The experimental data show the interplay between source-water inputs and atmospheric humidity for insects: under low humidity, evaporative enrichment occurs, but under high humidity the ingested water δ18O signal is reset by the isotopically depleted vapour influx (figure 1a,b), despite net evaporation of haemolymph (see the electronic supplementary material results and figure S1). Accordingly, the δ18O of haemolymph was lower than that of drinking water by up to 5‰, particularly in those cockroaches breathing depleted vapour (−8‰ versus −13‰; figure 1b). This helps to explain the lack of correlation between the 18O signals in cockroach chitin and local precipitation in South America, Africa and Borneo (figure 2), also seen in other studies .
With regard to the depletion of haemolymph δ18O below that predicted by the model (figure 1d), it is possible that condensation is occurring inside the tracheoles, where water vapour might not be at isotopic exchange equilibrium with the external atmosphere. Thus, when spiracles are closed, a Rayleigh distillation  could lead to the progressive condensation of lighter isotopes—similar to that seen in clouds with altitude—which would lead to progressive depletion of residual water vapour within the tracheoles, and haemolymph signals that are more depleted than predicted by the model. Meanwhile, whether there are isotopic shifts associated with water vapour absorption , or with fluid reabsorption by the Malpighian tubules , and whether the haemolymph of insects with contrasting life cycles responds in the same way as in cockroaches, has yet to be resolved.
The Departments of Zoology and Plant Sciences, University of Cambridge, supported this work. Darren Mann of the Oxford University Museum of Natural History kindly donated cockroach specimens. M.D.F.E. is grateful to Daphne Ellwood for her support and to Michael Akam, Adrian Friday and Simon Maddrell for their valuable discussion.
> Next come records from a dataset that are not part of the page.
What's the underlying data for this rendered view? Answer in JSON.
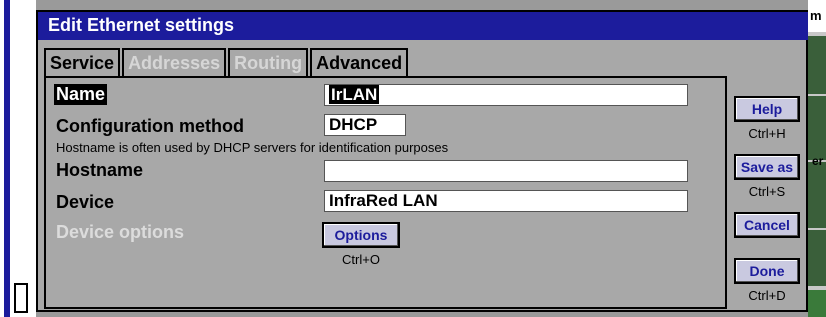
{
  "background": {
    "right_top_text": "m",
    "right_frag_text": "er"
  },
  "dialog": {
    "title": "Edit Ethernet settings"
  },
  "tabs": [
    {
      "label": "Service",
      "active": true
    },
    {
      "label": "Addresses",
      "active": false
    },
    {
      "label": "Routing",
      "active": false
    },
    {
      "label": "Advanced",
      "active": false
    }
  ],
  "form": {
    "name_label": "Name",
    "name_value": "IrLAN",
    "config_label": "Configuration method",
    "config_value": "DHCP",
    "hostname_note": "Hostname is often used by DHCP servers for identification purposes",
    "hostname_label": "Hostname",
    "hostname_value": "",
    "device_label": "Device",
    "device_value": "InfraRed LAN",
    "device_options_label": "Device options",
    "options_button": "Options",
    "options_shortcut": "Ctrl+O"
  },
  "actions": {
    "help": {
      "label": "Help",
      "shortcut": "Ctrl+H"
    },
    "save_as": {
      "label": "Save as",
      "shortcut": "Ctrl+S"
    },
    "cancel": {
      "label": "Cancel"
    },
    "done": {
      "label": "Done",
      "shortcut": "Ctrl+D"
    }
  },
  "colors": {
    "titlebar": "#1c1c9c",
    "button_text": "#1c1c9c",
    "dialog_bg": "#a8a8a8"
  }
}
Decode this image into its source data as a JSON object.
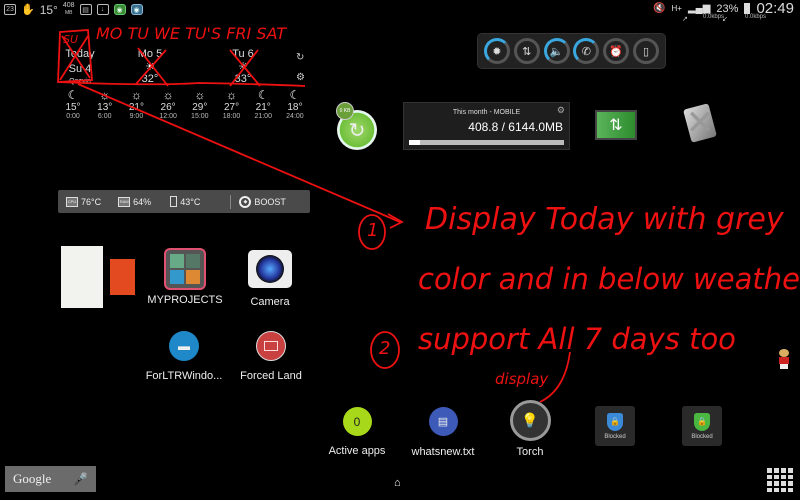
{
  "status_bar": {
    "left_icons": [
      "battery-23-icon",
      "hand-icon",
      "weather-temp",
      "ram-indicator",
      "clipboard-icon",
      "download-icon",
      "shield-green-icon",
      "shield-blue-icon"
    ],
    "temperature": "15°",
    "ram": "408",
    "ram_unit": "MB",
    "battery_percent": "23%",
    "clock": "02:49",
    "network": "H+",
    "upload_speed": "0.0kbps",
    "download_speed": "0.0kbps"
  },
  "weather": {
    "days": [
      {
        "name": "Today",
        "date": "Su 4",
        "location": "Qazvin"
      },
      {
        "name": "Mo 5",
        "icon": "sun-cloud-icon",
        "temp": "32°"
      },
      {
        "name": "Tu 6",
        "icon": "sun-cloud-icon",
        "temp": "33°"
      }
    ],
    "hourly": [
      {
        "icon": "☾",
        "temp": "15°",
        "hour": "0:00"
      },
      {
        "icon": "☼",
        "temp": "13°",
        "hour": "6:00"
      },
      {
        "icon": "☼",
        "temp": "21°",
        "hour": "9:00"
      },
      {
        "icon": "☼",
        "temp": "26°",
        "hour": "12:00"
      },
      {
        "icon": "☼",
        "temp": "29°",
        "hour": "15:00"
      },
      {
        "icon": "☼",
        "temp": "27°",
        "hour": "18:00"
      },
      {
        "icon": "☾",
        "temp": "21°",
        "hour": "21:00"
      },
      {
        "icon": "☾",
        "temp": "18°",
        "hour": "24:00"
      }
    ]
  },
  "sysbar": {
    "cpu": "76°C",
    "ram": "64%",
    "battery_temp": "43°C",
    "boost_label": "BOOST"
  },
  "toggles": [
    {
      "name": "auto-brightness",
      "glyph": "✹",
      "on": true
    },
    {
      "name": "data-off",
      "glyph": "⇅",
      "on": false
    },
    {
      "name": "sound",
      "glyph": "🔈",
      "on": true
    },
    {
      "name": "call",
      "glyph": "✆",
      "on": true
    },
    {
      "name": "alarm",
      "glyph": "⏰",
      "on": false
    },
    {
      "name": "rotation",
      "glyph": "▯",
      "on": false
    }
  ],
  "data_usage": {
    "title": "This month - MOBILE",
    "value": "408.8 / 6144.0MB",
    "progress": 0.07
  },
  "cleaner_badge": "0 KB",
  "apps": {
    "myprojects": "MYPROJECTS",
    "camera": "Camera",
    "forltr": "ForLTRWindo...",
    "forced_land": "Forced Land",
    "active_apps": "Active apps",
    "active_count": "0",
    "whatsnew": "whatsnew.txt",
    "torch": "Torch",
    "blocked1": "Blocked",
    "blocked2": "Blocked"
  },
  "google_search": {
    "label": "Google"
  },
  "annotations": {
    "days_header": "MO TU WE TU'S FRI SAT",
    "today_mark": "SU",
    "note1_num": "1",
    "note1_line1": "Display Today with grey",
    "note1_line2": "color and in below weather",
    "note2_num": "2",
    "note2_line": "support All 7 days too",
    "display_word": "display"
  }
}
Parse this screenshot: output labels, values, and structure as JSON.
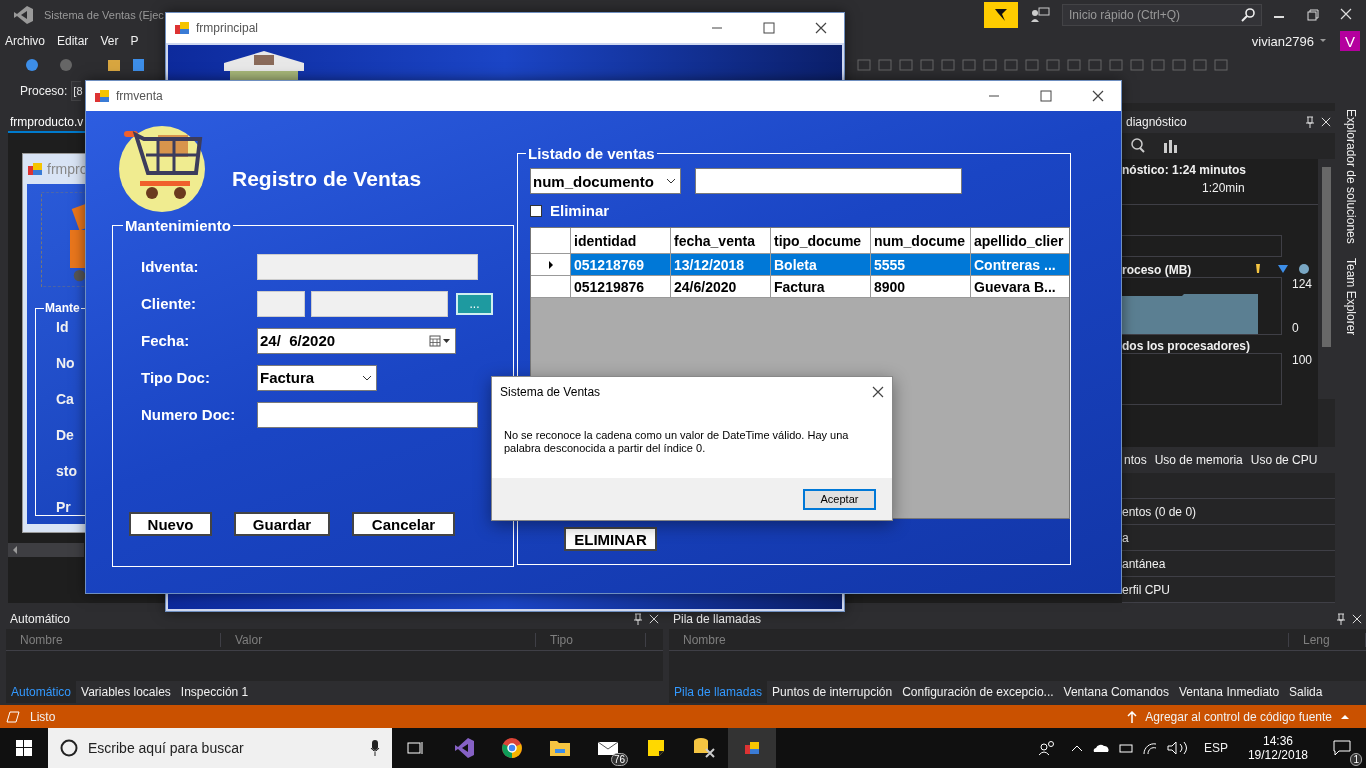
{
  "ide": {
    "title": "Sistema de Ventas (Ejec",
    "menu": [
      "Archivo",
      "Editar",
      "Ver",
      "P"
    ],
    "quick_launch": {
      "placeholder": "Inicio rápido (Ctrl+Q)"
    },
    "user": "vivian2796",
    "avatar_letter": "V",
    "process_label": "Proceso:",
    "process_value": "[8",
    "document_tab": "frmproducto.v"
  },
  "designer_form": {
    "title": "frmpro",
    "group": "Mante",
    "labels": [
      "Id",
      "No",
      "Ca",
      "De",
      "sto",
      "Pr"
    ]
  },
  "diagnostics": {
    "title": "diagnóstico",
    "session": "nóstico: 1:24 minutos",
    "time_tick": "1:20min",
    "memory_label": "roceso (MB)",
    "memory_max": "124",
    "memory_min": "0",
    "cpu_label": "dos los procesadores)",
    "cpu_max": "100",
    "tabs": [
      {
        "label": "ntos",
        "selected": false
      },
      {
        "label": "Uso de memoria",
        "selected": false
      },
      {
        "label": "Uso de CPU",
        "selected": false
      }
    ],
    "rows": [
      "entos (0 de 0)",
      "a",
      "antánea",
      "erfil CPU"
    ]
  },
  "side_tabs": [
    "Explorador de soluciones",
    "Team Explorer"
  ],
  "autos_panel": {
    "title": "Automático",
    "columns": [
      "Nombre",
      "Valor",
      "Tipo"
    ],
    "tabs": [
      {
        "label": "Automático",
        "selected": true
      },
      {
        "label": "Variables locales",
        "selected": false
      },
      {
        "label": "Inspección 1",
        "selected": false
      }
    ]
  },
  "callstack_panel": {
    "title": "Pila de llamadas",
    "columns": [
      "Nombre",
      "Leng"
    ],
    "tabs": [
      {
        "label": "Pila de llamadas",
        "selected": true
      },
      {
        "label": "Puntos de interrupción",
        "selected": false
      },
      {
        "label": "Configuración de excepcio...",
        "selected": false
      },
      {
        "label": "Ventana Comandos",
        "selected": false
      },
      {
        "label": "Ventana Inmediato",
        "selected": false
      },
      {
        "label": "Salida",
        "selected": false
      }
    ]
  },
  "status_bar": {
    "text": "Listo",
    "source_control": "Agregar al control de código fuente"
  },
  "taskbar": {
    "search_placeholder": "Escribe aquí para buscar",
    "mail_badge": "76",
    "language": "ESP",
    "time": "14:36",
    "date": "19/12/2018",
    "notification_count": "1"
  },
  "frmprincipal": {
    "title": "frmprincipal"
  },
  "frmventa": {
    "title": "frmventa",
    "heading": "Registro de Ventas",
    "form_group": "Mantenimiento",
    "fields": [
      {
        "label": "Idventa:",
        "kind": "text",
        "disabled": true
      },
      {
        "label": "Cliente:",
        "kind": "lookup",
        "disabled": true,
        "button": "..."
      },
      {
        "label": "Fecha:",
        "kind": "date",
        "value": "24/  6/2020"
      },
      {
        "label": "Tipo Doc:",
        "kind": "combo",
        "value": "Factura"
      },
      {
        "label": "Numero Doc:",
        "kind": "text",
        "disabled": false
      }
    ],
    "buttons": [
      "Nuevo",
      "Guardar",
      "Cancelar"
    ],
    "list_group": "Listado de ventas",
    "filter_field": "num_documento",
    "delete_checkbox": {
      "label": "Eliminar",
      "checked": false
    },
    "grid": {
      "columns": [
        "identidad",
        "fecha_venta",
        "tipo_docume",
        "num_docume",
        "apellido_clier"
      ],
      "rows": [
        {
          "selected": true,
          "cells": [
            "051218769",
            "13/12/2018",
            "Boleta",
            "5555",
            "Contreras ..."
          ]
        },
        {
          "selected": false,
          "cells": [
            "051219876",
            "24/6/2020",
            "Factura",
            "8900",
            "Guevara B..."
          ]
        }
      ]
    },
    "delete_button": "ELIMINAR"
  },
  "dialog": {
    "title": "Sistema de Ventas",
    "message": "No se reconoce la cadena como un valor de DateTime válido. Hay una palabra desconocida a partir del índice 0.",
    "button": "Aceptar"
  }
}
- Received December 11, 2010.
- Accepted January 21, 2011.
- This Journal is © 2011 The Royal Society